But, surely the alternative to door-banging is not simply for us to gather around the gospel of love and inclusivity while at church and never bother with it outside of our walls – is it? Surely there is some sacred space between obnoxiously proselytizing and passively excluding. And that space, I suspect, is a kind of slow, less “results-driven,” more “love-driven,” trust-building redemptive work of changing the story. Getting there is a matter of both deconstructing old ways of doing evangelism and reconstructing new ways of doing so – which might even involve letting go of some of the language we tend to use when speaking of faith.
I refuse to let go of sharing the joy and justice of the gospel, but I also refuse to do share that good news in a way that does not honor another person’s own story. The image that seems to work best for me is to be like a new parent, who is ever ready to whip out the smart phone and show anyone and everyone photos of the new baby. There is a kind of pride and joy in those parents that is infectious. It’s an invitation to join them in their joy, not a challenge to agree that their baby is the most beautiful poppet ever born. Their joy allows me to re-visit my own joys; it doesn’t demand that I forfeit my joys in order to honor their joy.
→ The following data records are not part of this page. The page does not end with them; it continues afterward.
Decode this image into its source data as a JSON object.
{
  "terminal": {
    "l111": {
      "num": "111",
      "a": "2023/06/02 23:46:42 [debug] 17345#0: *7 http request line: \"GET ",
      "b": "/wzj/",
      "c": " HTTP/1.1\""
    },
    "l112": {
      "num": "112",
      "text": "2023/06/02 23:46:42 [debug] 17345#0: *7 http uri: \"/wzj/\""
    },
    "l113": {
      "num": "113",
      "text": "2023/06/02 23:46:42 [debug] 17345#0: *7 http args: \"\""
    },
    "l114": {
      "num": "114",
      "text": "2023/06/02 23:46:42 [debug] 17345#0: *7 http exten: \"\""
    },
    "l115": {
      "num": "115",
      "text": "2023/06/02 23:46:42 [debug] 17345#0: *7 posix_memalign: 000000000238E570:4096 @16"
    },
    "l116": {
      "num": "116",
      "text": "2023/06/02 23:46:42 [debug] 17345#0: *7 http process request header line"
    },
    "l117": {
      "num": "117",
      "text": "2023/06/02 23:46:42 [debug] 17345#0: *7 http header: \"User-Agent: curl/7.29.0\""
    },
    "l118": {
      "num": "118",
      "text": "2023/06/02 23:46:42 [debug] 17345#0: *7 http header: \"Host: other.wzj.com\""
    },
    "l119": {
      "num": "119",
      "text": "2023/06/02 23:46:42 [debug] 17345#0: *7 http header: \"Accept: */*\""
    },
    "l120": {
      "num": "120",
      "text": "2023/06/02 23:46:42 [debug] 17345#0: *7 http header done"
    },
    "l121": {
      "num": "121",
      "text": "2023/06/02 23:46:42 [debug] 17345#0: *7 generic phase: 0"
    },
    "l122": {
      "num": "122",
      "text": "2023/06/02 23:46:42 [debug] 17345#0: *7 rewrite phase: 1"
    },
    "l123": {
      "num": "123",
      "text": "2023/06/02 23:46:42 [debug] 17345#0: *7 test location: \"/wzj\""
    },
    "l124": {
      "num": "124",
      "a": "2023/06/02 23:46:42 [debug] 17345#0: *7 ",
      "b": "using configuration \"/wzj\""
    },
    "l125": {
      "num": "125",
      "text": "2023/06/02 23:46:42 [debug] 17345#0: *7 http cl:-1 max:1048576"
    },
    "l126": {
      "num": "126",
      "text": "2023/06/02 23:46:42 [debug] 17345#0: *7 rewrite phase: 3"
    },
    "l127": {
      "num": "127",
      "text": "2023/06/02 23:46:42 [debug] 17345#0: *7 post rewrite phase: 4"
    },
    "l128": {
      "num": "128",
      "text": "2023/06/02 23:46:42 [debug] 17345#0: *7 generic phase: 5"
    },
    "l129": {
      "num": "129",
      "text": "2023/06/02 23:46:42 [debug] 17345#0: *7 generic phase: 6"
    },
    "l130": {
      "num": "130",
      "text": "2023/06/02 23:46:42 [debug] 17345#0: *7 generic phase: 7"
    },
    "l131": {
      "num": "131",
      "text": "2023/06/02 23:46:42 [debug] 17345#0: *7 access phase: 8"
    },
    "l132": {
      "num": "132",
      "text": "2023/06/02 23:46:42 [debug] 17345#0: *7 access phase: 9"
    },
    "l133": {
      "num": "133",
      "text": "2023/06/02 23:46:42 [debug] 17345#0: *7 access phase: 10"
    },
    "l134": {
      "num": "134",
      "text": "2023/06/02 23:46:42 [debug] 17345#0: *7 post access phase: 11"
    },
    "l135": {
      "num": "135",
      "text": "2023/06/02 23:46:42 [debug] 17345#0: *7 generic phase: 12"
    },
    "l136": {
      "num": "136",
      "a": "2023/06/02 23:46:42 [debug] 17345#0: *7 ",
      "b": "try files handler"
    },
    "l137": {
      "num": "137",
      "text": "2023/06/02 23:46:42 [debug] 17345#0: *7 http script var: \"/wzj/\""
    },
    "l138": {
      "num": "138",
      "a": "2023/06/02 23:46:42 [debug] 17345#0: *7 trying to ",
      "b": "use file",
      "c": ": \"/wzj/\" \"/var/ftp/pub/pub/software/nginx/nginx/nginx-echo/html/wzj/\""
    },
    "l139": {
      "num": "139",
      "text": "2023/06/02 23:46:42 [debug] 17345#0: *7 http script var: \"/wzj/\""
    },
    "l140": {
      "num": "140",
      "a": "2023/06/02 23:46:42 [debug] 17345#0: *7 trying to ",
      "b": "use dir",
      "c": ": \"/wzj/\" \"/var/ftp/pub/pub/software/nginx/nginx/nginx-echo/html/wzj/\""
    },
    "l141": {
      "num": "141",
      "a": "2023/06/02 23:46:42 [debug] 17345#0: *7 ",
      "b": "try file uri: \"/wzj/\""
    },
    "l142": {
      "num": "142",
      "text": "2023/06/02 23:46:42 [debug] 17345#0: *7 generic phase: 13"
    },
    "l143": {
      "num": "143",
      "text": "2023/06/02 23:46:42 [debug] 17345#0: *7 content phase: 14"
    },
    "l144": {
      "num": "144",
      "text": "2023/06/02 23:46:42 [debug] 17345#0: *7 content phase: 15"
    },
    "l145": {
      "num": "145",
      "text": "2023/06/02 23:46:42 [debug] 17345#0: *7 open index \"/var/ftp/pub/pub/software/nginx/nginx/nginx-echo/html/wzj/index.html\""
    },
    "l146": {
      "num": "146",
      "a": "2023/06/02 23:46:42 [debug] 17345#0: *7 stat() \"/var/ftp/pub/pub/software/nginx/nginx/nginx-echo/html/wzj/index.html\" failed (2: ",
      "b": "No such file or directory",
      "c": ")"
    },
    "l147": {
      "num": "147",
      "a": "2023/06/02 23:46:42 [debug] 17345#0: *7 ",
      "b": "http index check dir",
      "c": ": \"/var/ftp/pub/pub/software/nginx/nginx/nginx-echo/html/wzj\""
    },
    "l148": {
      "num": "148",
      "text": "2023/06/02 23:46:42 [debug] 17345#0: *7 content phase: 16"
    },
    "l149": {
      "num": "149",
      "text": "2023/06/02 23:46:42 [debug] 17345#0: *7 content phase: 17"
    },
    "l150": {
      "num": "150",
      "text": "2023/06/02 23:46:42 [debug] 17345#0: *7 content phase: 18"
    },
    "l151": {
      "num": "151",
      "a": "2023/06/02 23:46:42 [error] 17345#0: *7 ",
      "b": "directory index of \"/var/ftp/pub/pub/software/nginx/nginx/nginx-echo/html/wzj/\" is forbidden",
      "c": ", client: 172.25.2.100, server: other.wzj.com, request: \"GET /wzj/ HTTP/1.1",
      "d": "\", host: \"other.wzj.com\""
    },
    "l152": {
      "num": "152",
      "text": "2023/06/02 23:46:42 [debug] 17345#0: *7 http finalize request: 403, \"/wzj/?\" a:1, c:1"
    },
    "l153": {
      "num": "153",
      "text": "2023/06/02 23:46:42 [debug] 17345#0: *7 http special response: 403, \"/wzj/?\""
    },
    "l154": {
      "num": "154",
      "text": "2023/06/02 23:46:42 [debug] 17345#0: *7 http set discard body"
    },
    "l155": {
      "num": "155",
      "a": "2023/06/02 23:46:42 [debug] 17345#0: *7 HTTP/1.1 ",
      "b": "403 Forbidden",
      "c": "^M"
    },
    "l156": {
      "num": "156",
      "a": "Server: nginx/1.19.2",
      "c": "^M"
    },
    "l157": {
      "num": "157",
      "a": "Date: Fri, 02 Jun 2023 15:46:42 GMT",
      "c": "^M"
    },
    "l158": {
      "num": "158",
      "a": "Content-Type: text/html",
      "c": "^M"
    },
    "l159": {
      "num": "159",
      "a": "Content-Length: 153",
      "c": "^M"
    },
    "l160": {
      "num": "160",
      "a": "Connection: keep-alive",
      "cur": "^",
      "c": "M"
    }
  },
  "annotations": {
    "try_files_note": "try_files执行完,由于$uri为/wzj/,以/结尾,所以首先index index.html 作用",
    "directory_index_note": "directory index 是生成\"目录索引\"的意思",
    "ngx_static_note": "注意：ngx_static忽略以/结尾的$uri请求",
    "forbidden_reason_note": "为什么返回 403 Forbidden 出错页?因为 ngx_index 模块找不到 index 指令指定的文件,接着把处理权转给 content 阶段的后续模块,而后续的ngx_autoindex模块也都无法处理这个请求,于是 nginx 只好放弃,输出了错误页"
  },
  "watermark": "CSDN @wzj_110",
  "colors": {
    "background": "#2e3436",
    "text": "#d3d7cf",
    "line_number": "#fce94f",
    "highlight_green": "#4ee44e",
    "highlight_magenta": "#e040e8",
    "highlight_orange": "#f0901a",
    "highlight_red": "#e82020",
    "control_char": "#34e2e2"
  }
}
I am trying to re-think evangelism as that kind of infectious joy-sharing. And, because you’re kind enough to read these Friday missives, you are welcomed to join the conversation.
Mark of St. Mark
Friday, January 4, 2019
My reflection for this week is based on an idea that I once had for a philosophy paper that never materialized. In the 18thcentury Immanuel Kant wrote a trilogy on reason – his Critique of Pure Reason, Critique of Practical Reason, and Critique of Judgment, which analyzed the conditions for the possibility of knowing, doing, and feeling. In other words, they address the three realms of philosophy we often call reason, ethics, and art. There is a moment in Kant’s first Critique that, I think, goes under-noticed. He begins describing the synthesis of perceptions and concepts with the dependent clause, “In every act of attention…” – or aufmerkung in German, which can mean a variety of things, and literally refers to the act of “marking out.” I think that dependent clause points to a significant and primary step in the process of knowing. Before perceiving with our senses and before connecting what we perceive with a concept that we already have in our minds, we must pay attention to something. I remember my philosophy professor, Günter Zöller standing at the front of our class at the University of Iowa, and how deliberately I had to ignore the ugly brickwork and tinted windows behind him, in order to focus on his mouth as my hearing loss and his thick accent made it difficult to understand his lectures. That was my act of attention – a deliberate focusing on the particular and tuning out all the rest – that was necessary for me to gain anything from that class. It deserves more than a dependent clause – the “act of attention” is the key to comprehension.
So, “aufmerkung” is my word for 2019. What am I “marking out”? To what am I giving attention? What am I deliberately not seeing, not hearing, not feeling, in order to focus myself on what needs to be seen, heard, or felt? In a world where we are bombarded with a plethora of sounds, sights, and emotions, this act of silencing others in order to hear one could be the most important thing we do. My hope in 2019 is to give attention to the important and not to be distracted by the unimportant. I could use your prayers in that endeavor.
Mark of St. Mark